Origin stories have become a popular genre in entertainment in recent years, and no I don’t mean the stories of how QLD was always beating NSW in rugby league until they finally turned it around this year (although that is an amazing story). Origin stories take popular characters (generally in the sci-fi or fantasy genre) and provide the audience with an understanding of how they became who they were. I recently heard that the makers of the popular TV series Game of Thrones, which is currently filming it’s final season, was planning an origin story style follow up series which will no doubt continue to not only appease fanatical fans but continue the incredible financial success.
Last year around this time, as we were celebrating our 20th birthday as a church, we were telling a lot of origin stories of how we came to be where we are located as a church and some of the brave and faithful people who listened attentively to God’s calling and leading. This year as we are approaching our 21st birthday (which we will celebrate this Sunday, so make sure you come along if you can), I thought it might be opportune to tell the origin story behind our vision.
When I was exploring the idea of moving to the Gold Coast to lead this church, the one thing that people kept saying, including the parish nominators, was what an amazing location the church was in and when I saw it for myself it was true.
But when I moved up to start living here I found Gold Coast residents ask you 2 questions to get to know you: where do you come from and what do you do? I would answer: I’m from Newcastle and I’m the new minister at the Anglican church in Robina.

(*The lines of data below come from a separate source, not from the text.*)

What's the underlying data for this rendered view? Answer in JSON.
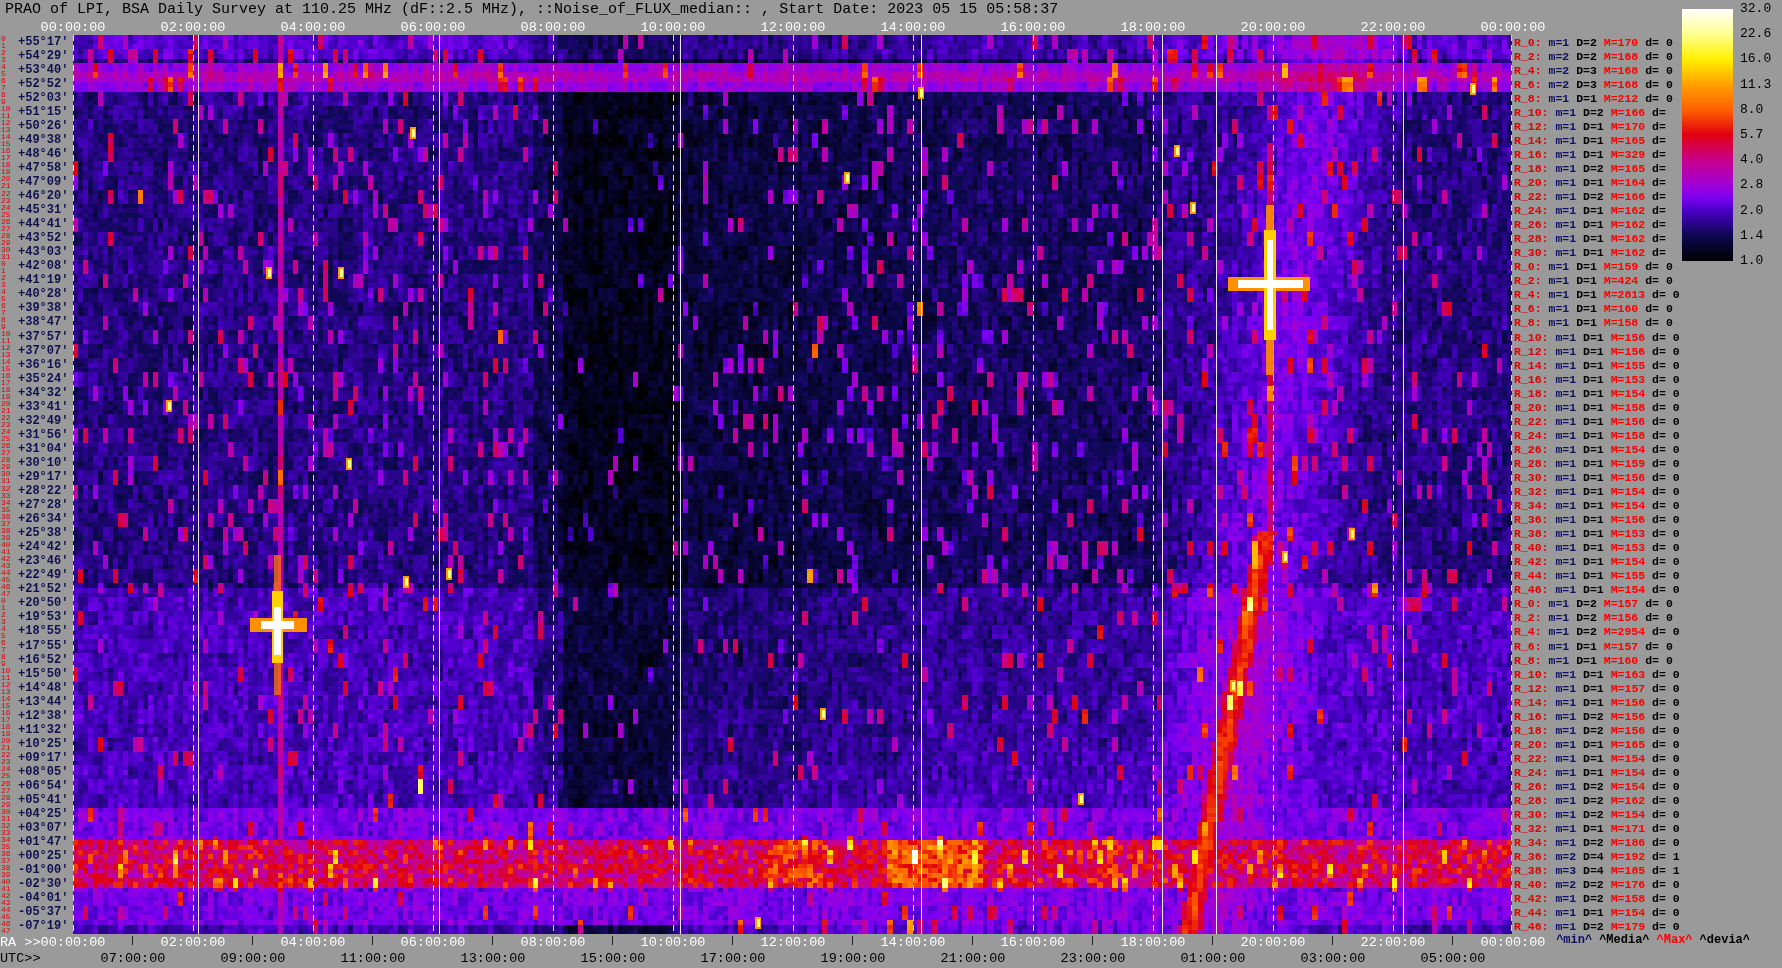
{
  "title": "PRAO of LPI, BSA Daily Survey at 110.25 MHz (dF::2.5 MHz), ::Noise_of_FLUX_median:: , Start Date: 2023 05 15 05:58:37",
  "ra_axis_top": {
    "ticks": [
      "00:00:00",
      "02:00:00",
      "04:00:00",
      "06:00:00",
      "08:00:00",
      "10:00:00",
      "12:00:00",
      "14:00:00",
      "16:00:00",
      "18:00:00",
      "20:00:00",
      "22:00:00",
      "00:00:00"
    ]
  },
  "declination_rows": [
    {
      "indices": [
        "0",
        "1"
      ],
      "label": "+55°17'"
    },
    {
      "indices": [
        "2",
        "3"
      ],
      "label": "+54°29'"
    },
    {
      "indices": [
        "4",
        "5"
      ],
      "label": "+53°40'"
    },
    {
      "indices": [
        "6",
        "7"
      ],
      "label": "+52°52'"
    },
    {
      "indices": [
        "8",
        "9"
      ],
      "label": "+52°03'"
    },
    {
      "indices": [
        "10",
        "11"
      ],
      "label": "+51°15'"
    },
    {
      "indices": [
        "12",
        "13"
      ],
      "label": "+50°26'"
    },
    {
      "indices": [
        "14",
        "15"
      ],
      "label": "+49°38'"
    },
    {
      "indices": [
        "16",
        "17"
      ],
      "label": "+48°46'"
    },
    {
      "indices": [
        "18",
        "19"
      ],
      "label": "+47°58'"
    },
    {
      "indices": [
        "20",
        "21"
      ],
      "label": "+47°09'"
    },
    {
      "indices": [
        "22",
        "23"
      ],
      "label": "+46°20'"
    },
    {
      "indices": [
        "24",
        "25"
      ],
      "label": "+45°31'"
    },
    {
      "indices": [
        "26",
        "27"
      ],
      "label": "+44°41'"
    },
    {
      "indices": [
        "28",
        "29"
      ],
      "label": "+43°52'"
    },
    {
      "indices": [
        "30",
        "31"
      ],
      "label": "+43°03'"
    },
    {
      "indices": [
        "0",
        "1"
      ],
      "label": "+42°08'"
    },
    {
      "indices": [
        "2",
        "3"
      ],
      "label": "+41°19'"
    },
    {
      "indices": [
        "4",
        "5"
      ],
      "label": "+40°28'"
    },
    {
      "indices": [
        "6",
        "7"
      ],
      "label": "+39°38'"
    },
    {
      "indices": [
        "8",
        "9"
      ],
      "label": "+38°47'"
    },
    {
      "indices": [
        "10",
        "11"
      ],
      "label": "+37°57'"
    },
    {
      "indices": [
        "12",
        "13"
      ],
      "label": "+37°07'"
    },
    {
      "indices": [
        "14",
        "15"
      ],
      "label": "+36°16'"
    },
    {
      "indices": [
        "16",
        "17"
      ],
      "label": "+35°24'"
    },
    {
      "indices": [
        "18",
        "19"
      ],
      "label": "+34°32'"
    },
    {
      "indices": [
        "20",
        "21"
      ],
      "label": "+33°41'"
    },
    {
      "indices": [
        "22",
        "23"
      ],
      "label": "+32°49'"
    },
    {
      "indices": [
        "24",
        "25"
      ],
      "label": "+31°56'"
    },
    {
      "indices": [
        "26",
        "27"
      ],
      "label": "+31°04'"
    },
    {
      "indices": [
        "28",
        "29"
      ],
      "label": "+30°10'"
    },
    {
      "indices": [
        "30",
        "31"
      ],
      "label": "+29°17'"
    },
    {
      "indices": [
        "32",
        "33"
      ],
      "label": "+28°22'"
    },
    {
      "indices": [
        "34",
        "35"
      ],
      "label": "+27°28'"
    },
    {
      "indices": [
        "36",
        "37"
      ],
      "label": "+26°34'"
    },
    {
      "indices": [
        "38",
        "39"
      ],
      "label": "+25°38'"
    },
    {
      "indices": [
        "40",
        "41"
      ],
      "label": "+24°42'"
    },
    {
      "indices": [
        "42",
        "43"
      ],
      "label": "+23°46'"
    },
    {
      "indices": [
        "44",
        "45"
      ],
      "label": "+22°49'"
    },
    {
      "indices": [
        "46",
        "47"
      ],
      "label": "+21°52'"
    },
    {
      "indices": [
        "0",
        "1"
      ],
      "label": "+20°50'"
    },
    {
      "indices": [
        "2",
        "3"
      ],
      "label": "+19°53'"
    },
    {
      "indices": [
        "4",
        "5"
      ],
      "label": "+18°55'"
    },
    {
      "indices": [
        "6",
        "7"
      ],
      "label": "+17°55'"
    },
    {
      "indices": [
        "8",
        "9"
      ],
      "label": "+16°52'"
    },
    {
      "indices": [
        "10",
        "11"
      ],
      "label": "+15°50'"
    },
    {
      "indices": [
        "12",
        "13"
      ],
      "label": "+14°48'"
    },
    {
      "indices": [
        "14",
        "15"
      ],
      "label": "+13°44'"
    },
    {
      "indices": [
        "16",
        "17"
      ],
      "label": "+12°38'"
    },
    {
      "indices": [
        "18",
        "19"
      ],
      "label": "+11°32'"
    },
    {
      "indices": [
        "20",
        "21"
      ],
      "label": "+10°25'"
    },
    {
      "indices": [
        "22",
        "23"
      ],
      "label": "+09°17'"
    },
    {
      "indices": [
        "24",
        "25"
      ],
      "label": "+08°05'"
    },
    {
      "indices": [
        "26",
        "27"
      ],
      "label": "+06°54'"
    },
    {
      "indices": [
        "28",
        "29"
      ],
      "label": "+05°41'"
    },
    {
      "indices": [
        "30",
        "31"
      ],
      "label": "+04°25'"
    },
    {
      "indices": [
        "32",
        "33"
      ],
      "label": "+03°07'"
    },
    {
      "indices": [
        "34",
        "35"
      ],
      "label": "+01°47'"
    },
    {
      "indices": [
        "36",
        "37"
      ],
      "label": "+00°25'"
    },
    {
      "indices": [
        "38",
        "39"
      ],
      "label": "-01°00'"
    },
    {
      "indices": [
        "40",
        "41"
      ],
      "label": "-02°30'"
    },
    {
      "indices": [
        "42",
        "43"
      ],
      "label": "-04°01'"
    },
    {
      "indices": [
        "44",
        "45"
      ],
      "label": "-05°37'"
    },
    {
      "indices": [
        "46",
        "47"
      ],
      "label": "-07°19'"
    }
  ],
  "row_stats": [
    {
      "label": "R_0:",
      "min": "m=1",
      "disp": "D=2",
      "max": "M=170",
      "dev": "d= 0"
    },
    {
      "label": "R_2:",
      "min": "m=2",
      "disp": "D=2",
      "max": "M=168",
      "dev": "d= 0"
    },
    {
      "label": "R_4:",
      "min": "m=2",
      "disp": "D=3",
      "max": "M=168",
      "dev": "d= 0"
    },
    {
      "label": "R_6:",
      "min": "m=2",
      "disp": "D=3",
      "max": "M=168",
      "dev": "d= 0"
    },
    {
      "label": "R_8:",
      "min": "m=1",
      "disp": "D=1",
      "max": "M=212",
      "dev": "d= 0"
    },
    {
      "label": "R_10:",
      "min": "m=1",
      "disp": "D=2",
      "max": "M=166",
      "dev": "d="
    },
    {
      "label": "R_12:",
      "min": "m=1",
      "disp": "D=1",
      "max": "M=170",
      "dev": "d="
    },
    {
      "label": "R_14:",
      "min": "m=1",
      "disp": "D=1",
      "max": "M=165",
      "dev": "d="
    },
    {
      "label": "R_16:",
      "min": "m=1",
      "disp": "D=1",
      "max": "M=329",
      "dev": "d="
    },
    {
      "label": "R_18:",
      "min": "m=1",
      "disp": "D=2",
      "max": "M=165",
      "dev": "d="
    },
    {
      "label": "R_20:",
      "min": "m=1",
      "disp": "D=1",
      "max": "M=164",
      "dev": "d="
    },
    {
      "label": "R_22:",
      "min": "m=1",
      "disp": "D=2",
      "max": "M=166",
      "dev": "d="
    },
    {
      "label": "R_24:",
      "min": "m=1",
      "disp": "D=1",
      "max": "M=162",
      "dev": "d="
    },
    {
      "label": "R_26:",
      "min": "m=1",
      "disp": "D=1",
      "max": "M=162",
      "dev": "d="
    },
    {
      "label": "R_28:",
      "min": "m=1",
      "disp": "D=1",
      "max": "M=162",
      "dev": "d="
    },
    {
      "label": "R_30:",
      "min": "m=1",
      "disp": "D=1",
      "max": "M=162",
      "dev": "d="
    },
    {
      "label": "R_0:",
      "min": "m=1",
      "disp": "D=1",
      "max": "M=159",
      "dev": "d= 0"
    },
    {
      "label": "R_2:",
      "min": "m=1",
      "disp": "D=1",
      "max": "M=424",
      "dev": "d= 0"
    },
    {
      "label": "R_4:",
      "min": "m=1",
      "disp": "D=1",
      "max": "M=2813",
      "dev": "d= 0"
    },
    {
      "label": "R_6:",
      "min": "m=1",
      "disp": "D=1",
      "max": "M=160",
      "dev": "d= 0"
    },
    {
      "label": "R_8:",
      "min": "m=1",
      "disp": "D=1",
      "max": "M=158",
      "dev": "d= 0"
    },
    {
      "label": "R_10:",
      "min": "m=1",
      "disp": "D=1",
      "max": "M=156",
      "dev": "d= 0"
    },
    {
      "label": "R_12:",
      "min": "m=1",
      "disp": "D=1",
      "max": "M=156",
      "dev": "d= 0"
    },
    {
      "label": "R_14:",
      "min": "m=1",
      "disp": "D=1",
      "max": "M=155",
      "dev": "d= 0"
    },
    {
      "label": "R_16:",
      "min": "m=1",
      "disp": "D=1",
      "max": "M=153",
      "dev": "d= 0"
    },
    {
      "label": "R_18:",
      "min": "m=1",
      "disp": "D=1",
      "max": "M=154",
      "dev": "d= 0"
    },
    {
      "label": "R_20:",
      "min": "m=1",
      "disp": "D=1",
      "max": "M=158",
      "dev": "d= 0"
    },
    {
      "label": "R_22:",
      "min": "m=1",
      "disp": "D=1",
      "max": "M=156",
      "dev": "d= 0"
    },
    {
      "label": "R_24:",
      "min": "m=1",
      "disp": "D=1",
      "max": "M=158",
      "dev": "d= 0"
    },
    {
      "label": "R_26:",
      "min": "m=1",
      "disp": "D=1",
      "max": "M=154",
      "dev": "d= 0"
    },
    {
      "label": "R_28:",
      "min": "m=1",
      "disp": "D=1",
      "max": "M=159",
      "dev": "d= 0"
    },
    {
      "label": "R_30:",
      "min": "m=1",
      "disp": "D=1",
      "max": "M=156",
      "dev": "d= 0"
    },
    {
      "label": "R_32:",
      "min": "m=1",
      "disp": "D=1",
      "max": "M=154",
      "dev": "d= 0"
    },
    {
      "label": "R_34:",
      "min": "m=1",
      "disp": "D=1",
      "max": "M=154",
      "dev": "d= 0"
    },
    {
      "label": "R_36:",
      "min": "m=1",
      "disp": "D=1",
      "max": "M=156",
      "dev": "d= 0"
    },
    {
      "label": "R_38:",
      "min": "m=1",
      "disp": "D=1",
      "max": "M=153",
      "dev": "d= 0"
    },
    {
      "label": "R_40:",
      "min": "m=1",
      "disp": "D=1",
      "max": "M=153",
      "dev": "d= 0"
    },
    {
      "label": "R_42:",
      "min": "m=1",
      "disp": "D=1",
      "max": "M=154",
      "dev": "d= 0"
    },
    {
      "label": "R_44:",
      "min": "m=1",
      "disp": "D=1",
      "max": "M=155",
      "dev": "d= 0"
    },
    {
      "label": "R_46:",
      "min": "m=1",
      "disp": "D=1",
      "max": "M=154",
      "dev": "d= 0"
    },
    {
      "label": "R_0:",
      "min": "m=1",
      "disp": "D=2",
      "max": "M=157",
      "dev": "d= 0"
    },
    {
      "label": "R_2:",
      "min": "m=1",
      "disp": "D=2",
      "max": "M=156",
      "dev": "d= 0"
    },
    {
      "label": "R_4:",
      "min": "m=1",
      "disp": "D=2",
      "max": "M=2954",
      "dev": "d= 0"
    },
    {
      "label": "R_6:",
      "min": "m=1",
      "disp": "D=1",
      "max": "M=157",
      "dev": "d= 0"
    },
    {
      "label": "R_8:",
      "min": "m=1",
      "disp": "D=1",
      "max": "M=160",
      "dev": "d= 0"
    },
    {
      "label": "R_10:",
      "min": "m=1",
      "disp": "D=1",
      "max": "M=163",
      "dev": "d= 0"
    },
    {
      "label": "R_12:",
      "min": "m=1",
      "disp": "D=1",
      "max": "M=157",
      "dev": "d= 0"
    },
    {
      "label": "R_14:",
      "min": "m=1",
      "disp": "D=1",
      "max": "M=156",
      "dev": "d= 0"
    },
    {
      "label": "R_16:",
      "min": "m=1",
      "disp": "D=2",
      "max": "M=156",
      "dev": "d= 0"
    },
    {
      "label": "R_18:",
      "min": "m=1",
      "disp": "D=2",
      "max": "M=156",
      "dev": "d= 0"
    },
    {
      "label": "R_20:",
      "min": "m=1",
      "disp": "D=1",
      "max": "M=165",
      "dev": "d= 0"
    },
    {
      "label": "R_22:",
      "min": "m=1",
      "disp": "D=1",
      "max": "M=154",
      "dev": "d= 0"
    },
    {
      "label": "R_24:",
      "min": "m=1",
      "disp": "D=1",
      "max": "M=154",
      "dev": "d= 0"
    },
    {
      "label": "R_26:",
      "min": "m=1",
      "disp": "D=2",
      "max": "M=154",
      "dev": "d= 0"
    },
    {
      "label": "R_28:",
      "min": "m=1",
      "disp": "D=2",
      "max": "M=162",
      "dev": "d= 0"
    },
    {
      "label": "R_30:",
      "min": "m=1",
      "disp": "D=2",
      "max": "M=154",
      "dev": "d= 0"
    },
    {
      "label": "R_32:",
      "min": "m=1",
      "disp": "D=1",
      "max": "M=171",
      "dev": "d= 0"
    },
    {
      "label": "R_34:",
      "min": "m=1",
      "disp": "D=2",
      "max": "M=186",
      "dev": "d= 0"
    },
    {
      "label": "R_36:",
      "min": "m=2",
      "disp": "D=4",
      "max": "M=192",
      "dev": "d= 1"
    },
    {
      "label": "R_38:",
      "min": "m=3",
      "disp": "D=4",
      "max": "M=185",
      "dev": "d= 1"
    },
    {
      "label": "R_40:",
      "min": "m=2",
      "disp": "D=2",
      "max": "M=176",
      "dev": "d= 0"
    },
    {
      "label": "R_42:",
      "min": "m=1",
      "disp": "D=2",
      "max": "M=158",
      "dev": "d= 0"
    },
    {
      "label": "R_44:",
      "min": "m=1",
      "disp": "D=1",
      "max": "M=154",
      "dev": "d= 0"
    },
    {
      "label": "R_46:",
      "min": "m=1",
      "disp": "D=2",
      "max": "M=179",
      "dev": "d= 0"
    }
  ],
  "color_scale": {
    "ticks": [
      "32.0",
      "22.6",
      "16.0",
      "11.3",
      "8.0",
      "5.7",
      "4.0",
      "2.8",
      "2.0",
      "1.4",
      "1.0"
    ]
  },
  "ra_axis_bottom": {
    "prefix": "RA >>",
    "ticks": [
      "00:00:00",
      "02:00:00",
      "04:00:00",
      "06:00:00",
      "08:00:00",
      "10:00:00",
      "12:00:00",
      "14:00:00",
      "16:00:00",
      "18:00:00",
      "20:00:00",
      "22:00:00",
      "00:00:00"
    ]
  },
  "utc_axis": {
    "prefix": "UTC>>",
    "ticks": [
      "07:00:00",
      "09:00:00",
      "11:00:00",
      "13:00:00",
      "15:00:00",
      "17:00:00",
      "19:00:00",
      "21:00:00",
      "23:00:00",
      "01:00:00",
      "03:00:00",
      "05:00:00"
    ]
  },
  "legend": [
    {
      "label": "^min^",
      "color": "#101060"
    },
    {
      "label": "^Media^",
      "color": "#000000"
    },
    {
      "label": "^Max^",
      "color": "#ff0000"
    },
    {
      "label": "^devia^",
      "color": "#000000"
    }
  ]
}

Every single person replied: “where’s that?”… For a church with such a great location we had a significant problem – nobody seemed to know where we were.
As a church family we began to explore why this was the case; Parish Council spent a significant amount of time exploring the reality that as a church it would not matter how good our location was unless people started to get to know who we believed in, what we stood for, and how that impacts the way we live. Where we are does not matter as much as who we are. And so from this realisation was born the vision to build an identity around our relationships with God, with each other and with the wider community.
Last Sunday we began to dig into our vision by looking at our relationships with God and it did strike me that within our church are hundreds of individual origin stories. In my sermon last week I was encouraging us all to go deeper in our relationship with God, to not take it for granted that we know all we need to know about God, not just to consider who we are but whose we are. Part of the process of going deeper with God is asking the question of how God has been part of the person I have become and perhaps this could involve the realisation that God has not been as central as God should have been. I know I regularly reflect and realise that I need more of God, in fact I don’t believe there is such a thing as too much God focus in your life. Which leads us to question, how much are we willing to let God shape who we are becoming?
This week as we begin to explore our relationship together as a church – which is a perfect topic to talk about in our birthday week – take the time to explore your origin story. Who is God for you, really? Are you prepared to allow God to shape who you are becoming? The disciples were asked by Jesus who do people say that I am, Peter replied “you are the Messiah, the son of God”. Have we made that declaration and do we continue to make that declaration? Because a church full of people who know and love God and are letting God shape who they are becoming, who boldly declare Jesus as Messiah, Lord and Saviour, is a church that others will want to know and that is the type of church God has called me to lead. I pray that as a church we will give more and more people an opportunity to know, understand and grow into a relationship with our amazing God who is gracious and compassionate and abounding in love.